Talking about planning the future, we heard – in the keynote at IFA by the Daimler CEO Dr Dieter Zetsche – about the fact that the car is going to be the “next big thing” when it comes to infotainment. What is changing in fact?

There is a big shift from the consumer technologies to the car environment. What you can see is that displays are coming into cars, that they are bigger, they have more resolution, and more purposes. For instance, you now have displays not only for navigation, but also for instrument cluster and what will happen in the future is that those displays will certainly multiply, come in the back seats, but also be an interface for you to steer some of the functions of the car. Why? Because on displays you can have different technologies that are “touch” – like on a tablet – but you can also have capacitive displays, and that means you can steer functions without touching the displays, just by moving your hand. So the first thing is the display revolution, and the second thing is autonomous driving – the fact that the car will be able to take decisions by itself – to drive by itself.


What do you personally nd to be the most exciting aspect?

I think where Panasonic can bring value- added is because we have experience with consumers and we know how consumers react. And in a car, the big thing is the user interface – how you interact with the car. You used to push buttons; you used to turn your head to look at things.

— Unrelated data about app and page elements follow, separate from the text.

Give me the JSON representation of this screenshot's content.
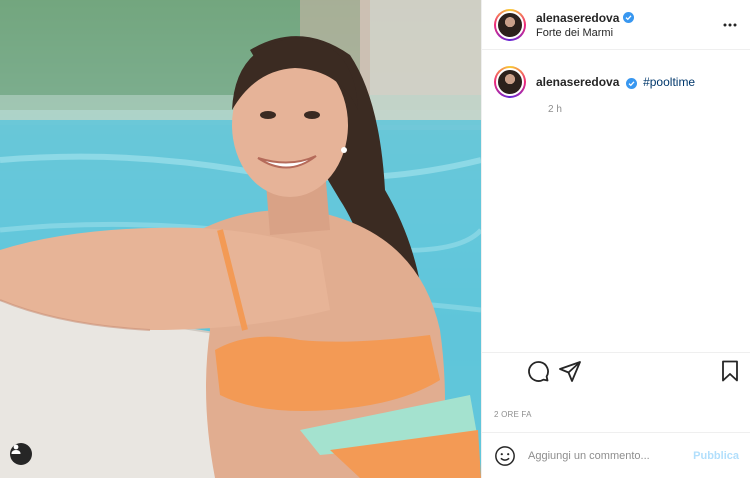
{
  "post": {
    "username": "alenaseredova",
    "verified": true,
    "location": "Forte dei Marmi",
    "caption_hashtag": "#pooltime",
    "caption_time": "2 h",
    "post_time": "2 ORE FA"
  },
  "comment": {
    "placeholder": "Aggiungi un commento...",
    "publish_label": "Pubblica"
  },
  "icons": {
    "header_more": "more-dots-icon",
    "comment": "comment-icon",
    "share": "share-icon",
    "save": "bookmark-icon",
    "emoji": "emoji-icon",
    "user_tags": "user-tag-icon",
    "verified": "verified-badge-icon"
  },
  "colors": {
    "verified_blue": "#3897f0",
    "hashtag": "#00376b",
    "publish_disabled": "#b2dffc",
    "muted": "#8e8e8e"
  }
}
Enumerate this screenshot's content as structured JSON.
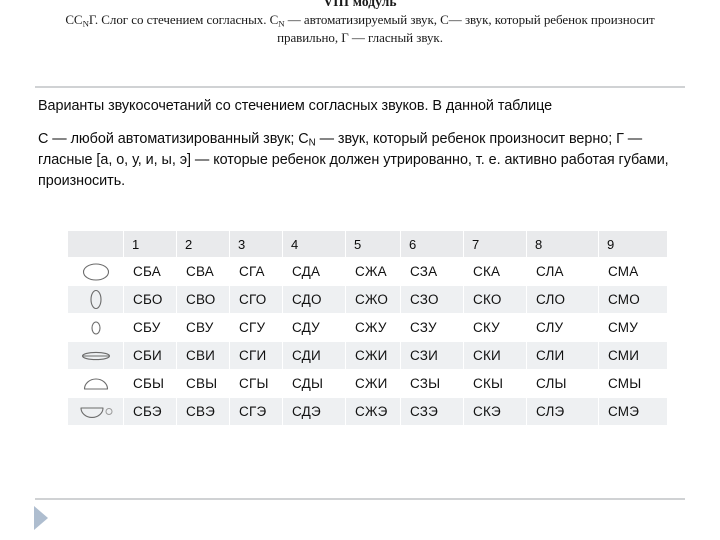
{
  "heading": {
    "module_title": "VIII модуль",
    "subtitle_part1": "CC",
    "subtitle_sub1": "N",
    "subtitle_part2": "Г. Слог со стечением согласных. C",
    "subtitle_sub2": "N",
    "subtitle_part3": " — автоматизируемый звук, С— звук, который ребенок произносит правильно, Г — гласный звук."
  },
  "body": {
    "paragraph1": "Варианты звукосочетаний со стечением согласных звуков. В данной таблице",
    "paragraph2_part1": "С — любой автоматизированный звук; С",
    "paragraph2_sub": "N",
    "paragraph2_part2": " — звук, который ребенок произносит верно; Г — гласные [а, о, у, и, ы, э] — которые ребенок должен утрированно, т. е. активно работая губами, произносить."
  },
  "table": {
    "corner_header": "",
    "column_headers": [
      "1",
      "2",
      "3",
      "4",
      "5",
      "6",
      "7",
      "8",
      "9"
    ],
    "rows": [
      {
        "icon": "mouth-wide-oval-icon",
        "vowel": "А",
        "cells": [
          "СБА",
          "СВА",
          "СГА",
          "СДА",
          "СЖА",
          "СЗА",
          "СКА",
          "СЛА",
          "СМА"
        ]
      },
      {
        "icon": "mouth-tall-narrow-oval-icon",
        "vowel": "О",
        "cells": [
          "СБО",
          "СВО",
          "СГО",
          "СДО",
          "СЖО",
          "СЗО",
          "СКО",
          "СЛО",
          "СМО"
        ]
      },
      {
        "icon": "mouth-small-oval-icon",
        "vowel": "У",
        "cells": [
          "СБУ",
          "СВУ",
          "СГУ",
          "СДУ",
          "СЖУ",
          "СЗУ",
          "СКУ",
          "СЛУ",
          "СМУ"
        ]
      },
      {
        "icon": "mouth-flat-ellipse-icon",
        "vowel": "И",
        "cells": [
          "СБИ",
          "СВИ",
          "СГИ",
          "СДИ",
          "СЖИ",
          "СЗИ",
          "СКИ",
          "СЛИ",
          "СМИ"
        ]
      },
      {
        "icon": "mouth-dome-icon",
        "vowel": "Ы",
        "cells": [
          "СБЫ",
          "СВЫ",
          "СГЫ",
          "СДЫ",
          "СЖИ",
          "СЗЫ",
          "СКЫ",
          "СЛЫ",
          "СМЫ"
        ]
      },
      {
        "icon": "mouth-bowl-icon",
        "vowel": "Э",
        "cells": [
          "СБЭ",
          "СВЭ",
          "СГЭ",
          "СДЭ",
          "СЖЭ",
          "СЗЭ",
          "СКЭ",
          "СЛЭ",
          "СМЭ"
        ]
      }
    ]
  },
  "navigation": {
    "next_label": "next-slide"
  },
  "colors": {
    "header_fill": "#e9eaec",
    "row_alt_fill": "#eef0f2",
    "divider": "#d0d2d4",
    "nav_triangle": "#aebdcf",
    "text": "#0d0d0d"
  }
}
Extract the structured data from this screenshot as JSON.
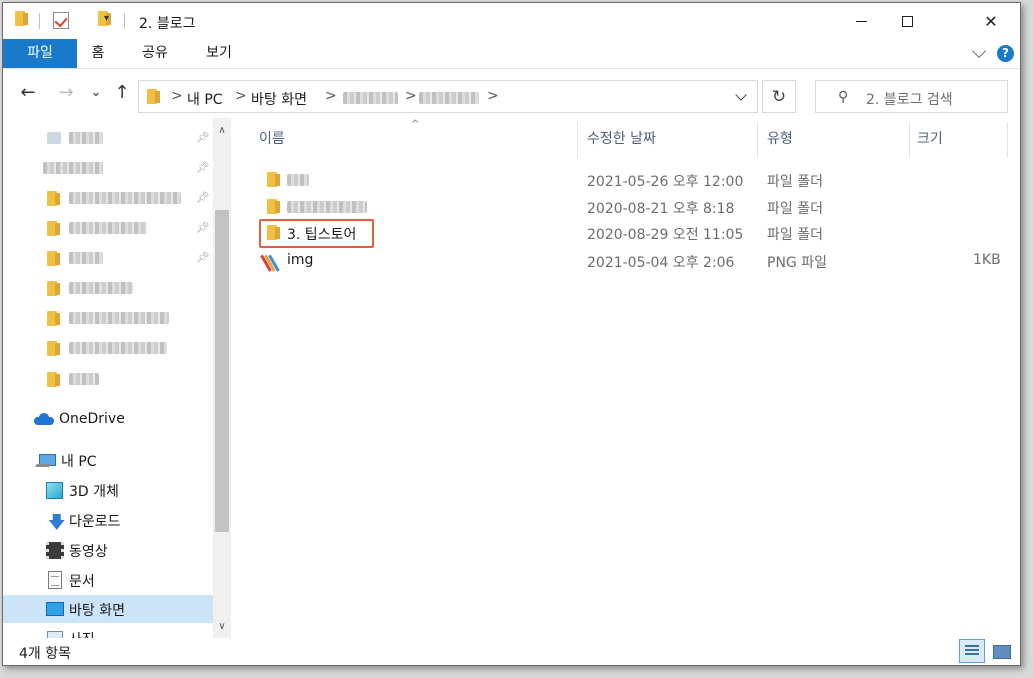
{
  "window": {
    "title": "2. 블로그"
  },
  "ribbon": {
    "tabs": [
      "파일",
      "홈",
      "공유",
      "보기"
    ],
    "help": "?"
  },
  "nav": {
    "back": "←",
    "forward": "→",
    "recent": "⌄",
    "up": "↑"
  },
  "address": {
    "crumbs": [
      "내 PC",
      "바탕 화면"
    ],
    "separator": ">"
  },
  "search": {
    "placeholder": "2. 블로그 검색"
  },
  "sidebar": {
    "onedrive": "OneDrive",
    "this_pc": "내 PC",
    "pc_items": [
      "3D 개체",
      "다운로드",
      "동영상",
      "문서",
      "바탕 화면",
      "사진"
    ]
  },
  "columns": {
    "name": "이름",
    "date": "수정한 날짜",
    "type": "유형",
    "size": "크기"
  },
  "files": [
    {
      "name": "",
      "date": "2021-05-26 오후 12:00",
      "type": "파일 폴더",
      "size": ""
    },
    {
      "name": "",
      "date": "2020-08-21 오후 8:18",
      "type": "파일 폴더",
      "size": ""
    },
    {
      "name": "3. 팁스토어",
      "date": "2020-08-29 오전 11:05",
      "type": "파일 폴더",
      "size": ""
    },
    {
      "name": "img",
      "date": "2021-05-04 오후 2:06",
      "type": "PNG 파일",
      "size": "1KB"
    }
  ],
  "status": {
    "item_count": "4개 항목"
  },
  "colors": {
    "accent": "#1979ca",
    "highlight": "#e0603a",
    "folder": "#f0c043",
    "selected": "#cce4f7"
  }
}
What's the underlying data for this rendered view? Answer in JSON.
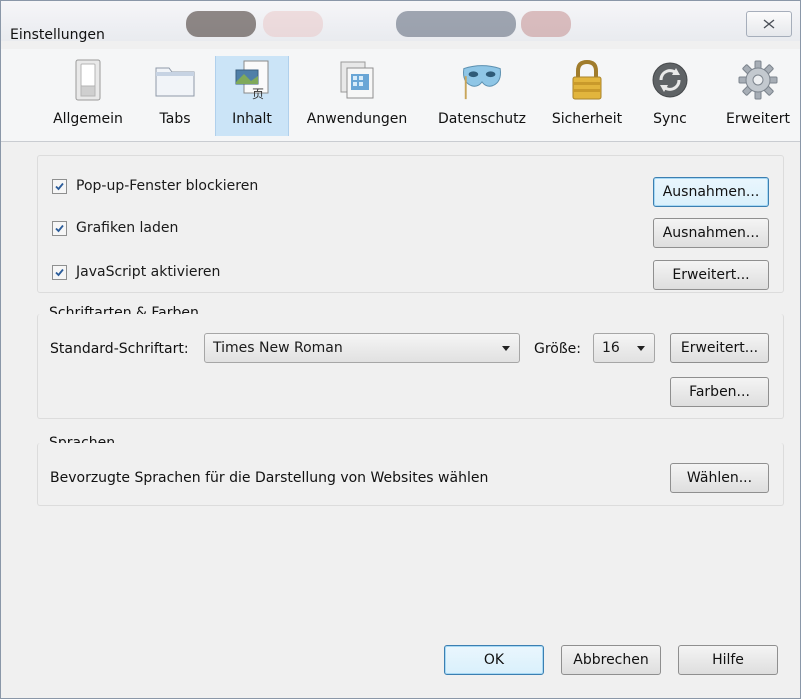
{
  "window": {
    "title": "Einstellungen",
    "close_icon": "close-icon"
  },
  "toolbar": {
    "items": [
      {
        "label": "Allgemein",
        "icon": "switch-icon"
      },
      {
        "label": "Tabs",
        "icon": "tabs-icon"
      },
      {
        "label": "Inhalt",
        "icon": "content-page-icon"
      },
      {
        "label": "Anwendungen",
        "icon": "applications-icon"
      },
      {
        "label": "Datenschutz",
        "icon": "mask-icon"
      },
      {
        "label": "Sicherheit",
        "icon": "padlock-icon"
      },
      {
        "label": "Sync",
        "icon": "sync-icon"
      },
      {
        "label": "Erweitert",
        "icon": "gear-icon"
      }
    ],
    "active": "Inhalt"
  },
  "content_group": {
    "popup_label": "Pop-up-Fenster blockieren",
    "popup_checked": true,
    "images_label": "Grafiken laden",
    "images_checked": true,
    "javascript_label": "JavaScript aktivieren",
    "javascript_checked": true,
    "popup_exceptions_button": "Ausnahmen...",
    "images_exceptions_button": "Ausnahmen...",
    "javascript_advanced_button": "Erweitert..."
  },
  "fonts_group": {
    "legend": "Schriftarten & Farben",
    "default_font_label": "Standard-Schriftart:",
    "default_font_value": "Times New Roman",
    "size_label": "Größe:",
    "size_value": "16",
    "advanced_button": "Erweitert...",
    "colors_button": "Farben..."
  },
  "languages_group": {
    "legend": "Sprachen",
    "description": "Bevorzugte Sprachen für die Darstellung von Websites wählen",
    "choose_button": "Wählen..."
  },
  "footer": {
    "ok_button": "OK",
    "cancel_button": "Abbrechen",
    "help_button": "Hilfe"
  },
  "colors": {
    "active_tab": "#cbe4f7",
    "focused_button_border": "#3c7fb1",
    "checkbox_check": "#2b5c9a"
  }
}
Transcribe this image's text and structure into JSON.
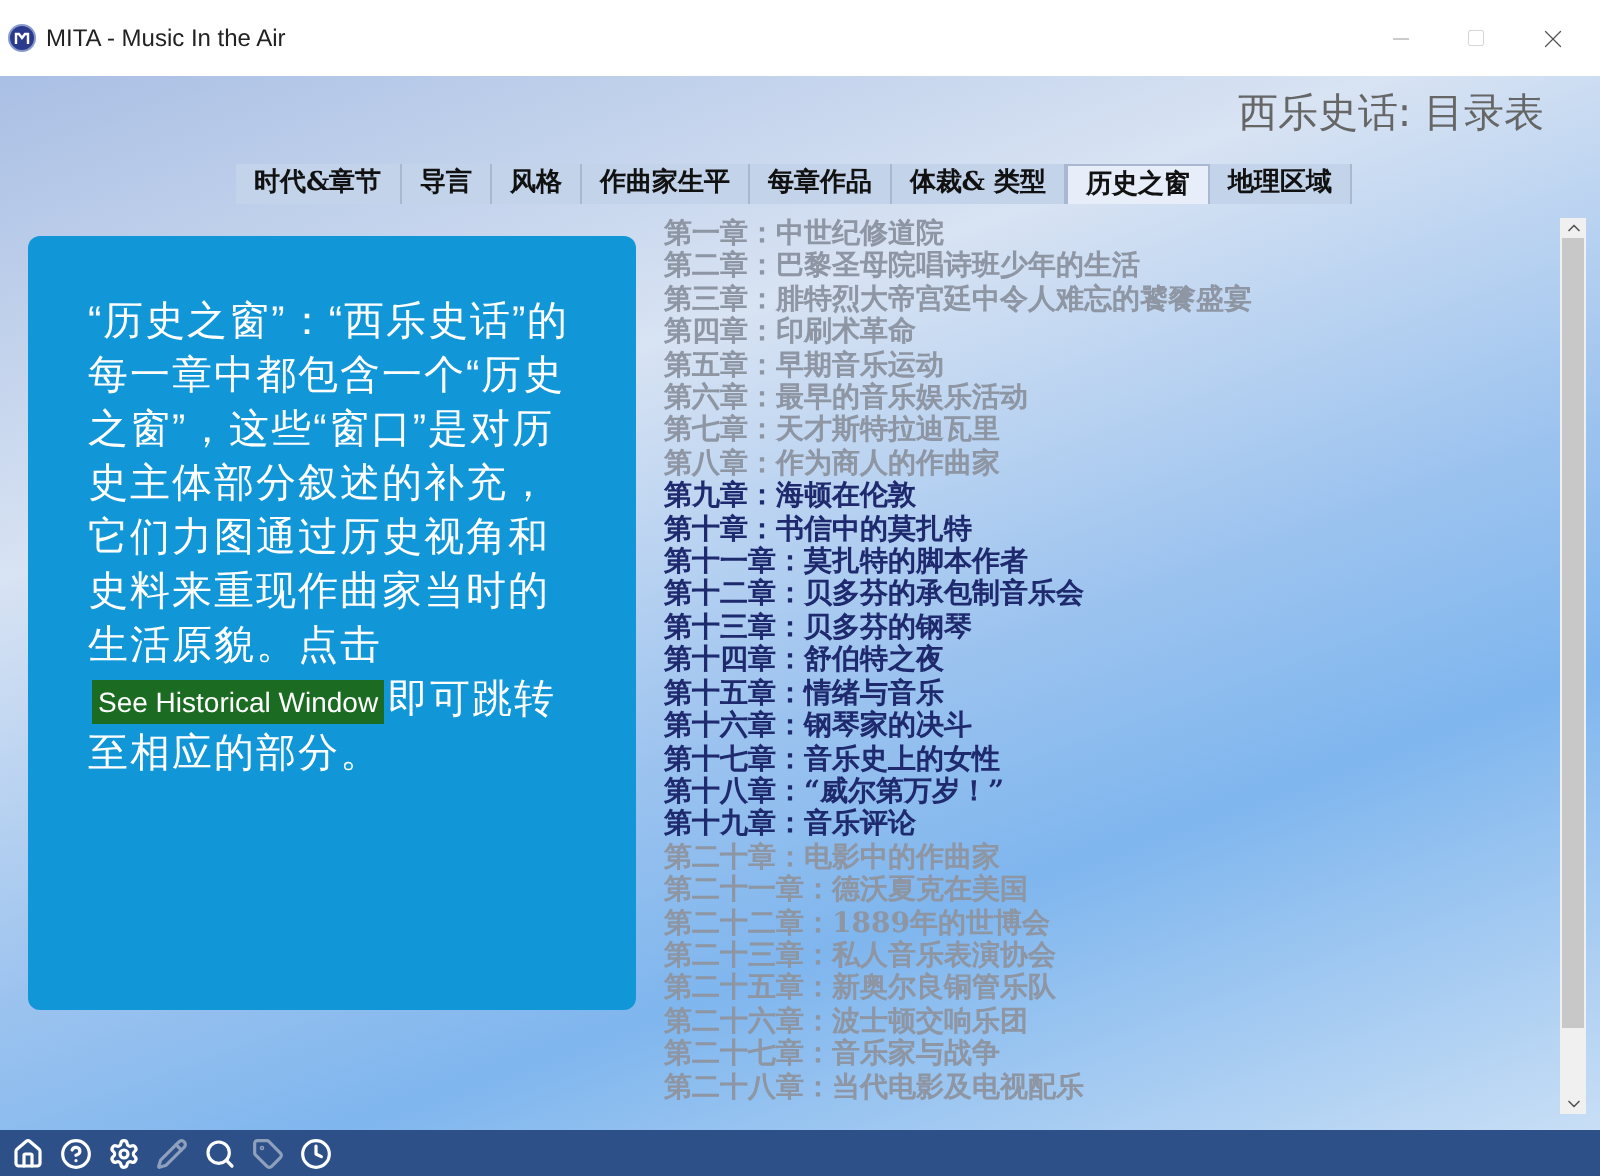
{
  "window": {
    "title": "MITA - Music In the Air"
  },
  "page_title": "西乐史话: 目录表",
  "tabs": [
    {
      "label": "时代&章节",
      "selected": false
    },
    {
      "label": "导言",
      "selected": false
    },
    {
      "label": "风格",
      "selected": false
    },
    {
      "label": "作曲家生平",
      "selected": false
    },
    {
      "label": "每章作品",
      "selected": false
    },
    {
      "label": "体裁& 类型",
      "selected": false
    },
    {
      "label": "历史之窗",
      "selected": true
    },
    {
      "label": "地理区域",
      "selected": false
    }
  ],
  "info_card": {
    "text_before": "“历史之窗”：“西乐史话”的每一章中都包含一个“历史之窗”，这些“窗口”是对历史主体部分叙述的补充，它们力图通过历史视角和史料来重现作曲家当时的生活原貌。点击",
    "link": "See Historical Window",
    "text_after": "即可跳转至相应的部分。"
  },
  "chapters": [
    {
      "label": "第一章：中世纪修道院",
      "enabled": false
    },
    {
      "label": "第二章：巴黎圣母院唱诗班少年的生活",
      "enabled": false
    },
    {
      "label": "第三章：腓特烈大帝宫廷中令人难忘的饕餮盛宴",
      "enabled": false
    },
    {
      "label": "第四章：印刷术革命",
      "enabled": false
    },
    {
      "label": "第五章：早期音乐运动",
      "enabled": false
    },
    {
      "label": "第六章：最早的音乐娱乐活动",
      "enabled": false
    },
    {
      "label": "第七章：天才斯特拉迪瓦里",
      "enabled": false
    },
    {
      "label": "第八章：作为商人的作曲家",
      "enabled": false
    },
    {
      "label": "第九章：海顿在伦敦",
      "enabled": true
    },
    {
      "label": "第十章：书信中的莫扎特",
      "enabled": true
    },
    {
      "label": "第十一章：莫扎特的脚本作者",
      "enabled": true
    },
    {
      "label": "第十二章：贝多芬的承包制音乐会",
      "enabled": true
    },
    {
      "label": "第十三章：贝多芬的钢琴",
      "enabled": true
    },
    {
      "label": "第十四章：舒伯特之夜",
      "enabled": true
    },
    {
      "label": "第十五章：情绪与音乐",
      "enabled": true
    },
    {
      "label": "第十六章：钢琴家的决斗",
      "enabled": true
    },
    {
      "label": "第十七章：音乐史上的女性",
      "enabled": true
    },
    {
      "label": "第十八章：“威尔第万岁！”",
      "enabled": true
    },
    {
      "label": "第十九章：音乐评论",
      "enabled": true
    },
    {
      "label": "第二十章：电影中的作曲家",
      "enabled": false
    },
    {
      "label": "第二十一章：德沃夏克在美国",
      "enabled": false
    },
    {
      "label": "第二十二章：1889年的世博会",
      "enabled": false
    },
    {
      "label": "第二十三章：私人音乐表演协会",
      "enabled": false
    },
    {
      "label": "第二十五章：新奥尔良铜管乐队",
      "enabled": false
    },
    {
      "label": "第二十六章：波士顿交响乐团",
      "enabled": false
    },
    {
      "label": "第二十七章：音乐家与战争",
      "enabled": false
    },
    {
      "label": "第二十八章：当代电影及电视配乐",
      "enabled": false
    }
  ],
  "toolbar": [
    {
      "kind": "home",
      "disabled": false
    },
    {
      "kind": "help",
      "disabled": false
    },
    {
      "kind": "settings",
      "disabled": false
    },
    {
      "kind": "pencil",
      "disabled": true
    },
    {
      "kind": "search",
      "disabled": false
    },
    {
      "kind": "tag",
      "disabled": true
    },
    {
      "kind": "clock",
      "disabled": false
    }
  ]
}
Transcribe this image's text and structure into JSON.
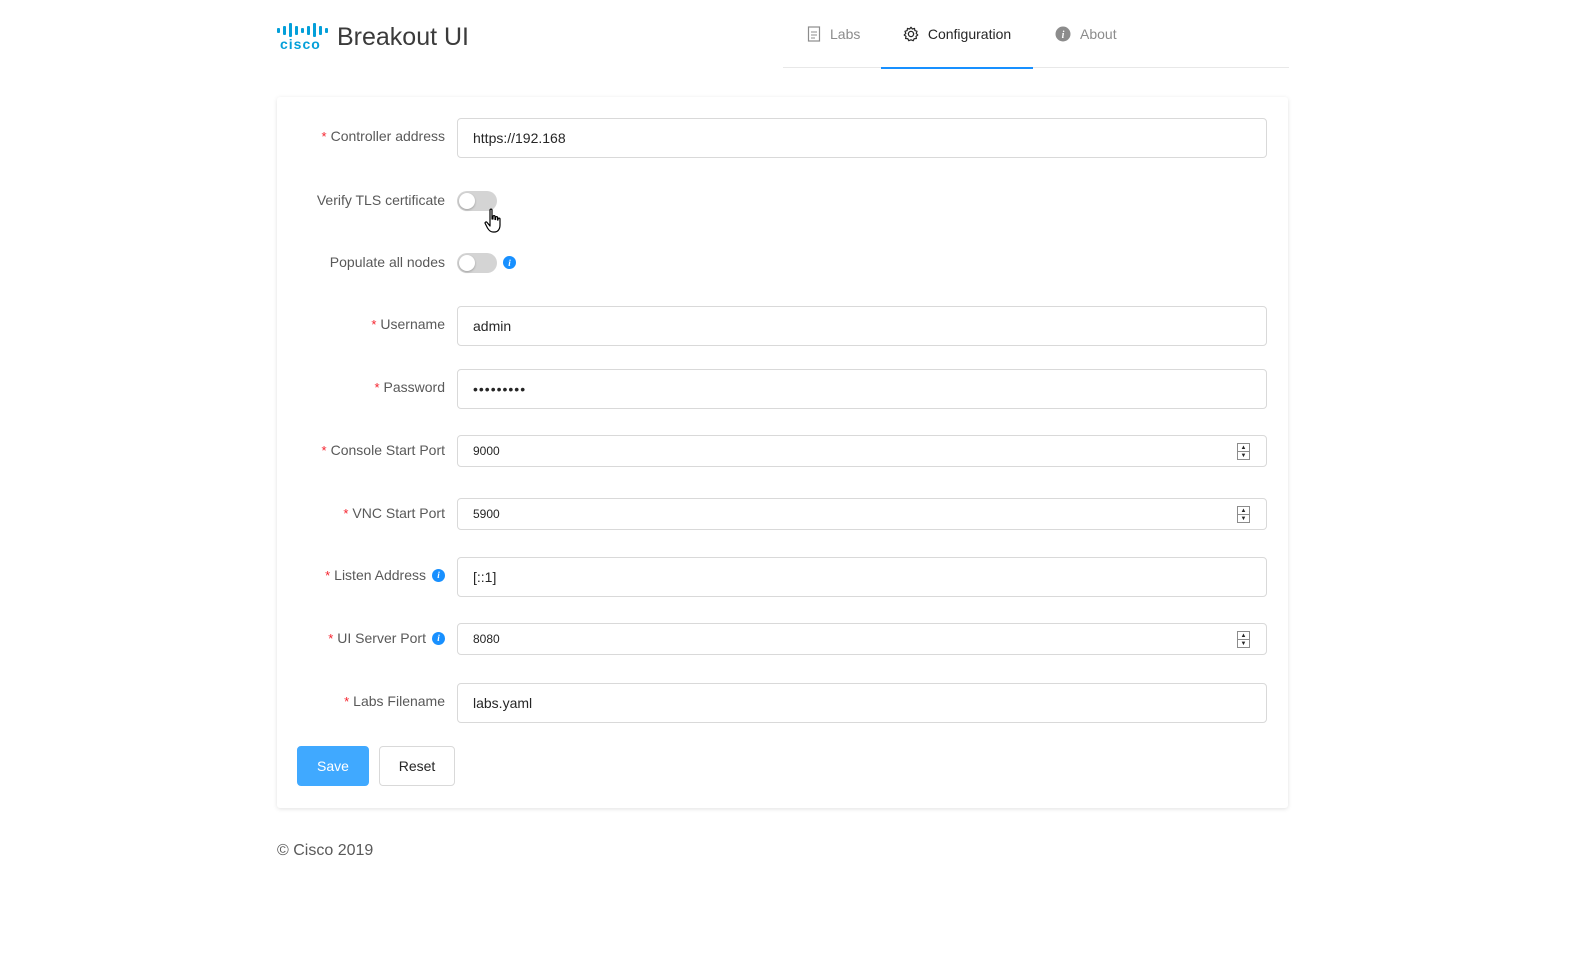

Now, the car will be able to inform you about things happening around you, but you will also be able to steer functions without touching things – sometimes just with watching – having cameras watching your eyes – with eye tracking, and the car will be able also to understand your state of mind. The car can detect if you are tense or stressed, and then can act in order to increase security or safety. For instance, if the car sees that you are stressed – or if the car knows there is an accident ahead of you, maybe the car will not accept an incoming phone call. That’s only the first level of intelligence, and that’s what’s going to change the experience you have in the car.

What is the future of autonomous driving?

In level four or ve of autonomous driving, the car is able to drive by itself, and this is going to open a new paradigm, which is the occupation of the driver. Actually, you won’t have a driver anymore, so it will be about what you want to do in a car – what your experience will be. It will probably be centred around entertainment, or around working, and some people would like to relax. This should be a regular occurrence by 2025. But there are some projects and initiatives. For instance, they are working on a motorway between Belgium and Germany that will have captors in the road, and these will be tested in the not too distant future. We will also soon be seeing new safety technologies emerging, such as form recognition and pedestrian recognition.

What’s happening with the connected car?

The connected car has numerous bene ts. There is the safety bene t – to know where you are and what you are doing. But also it can give you access to services, and it enables the car to have a certain level of intelligence, and will enable cars to start to talk to each other. From an infrastructure point of view, it’s as important as the sensors that will be built into the roads when it comes to enabling autonomous driving.


Panasonic provides electronic components to most of the major car manufacturers. They claim to be the number one display manufacturer for cars and also the number one battery manufacturer.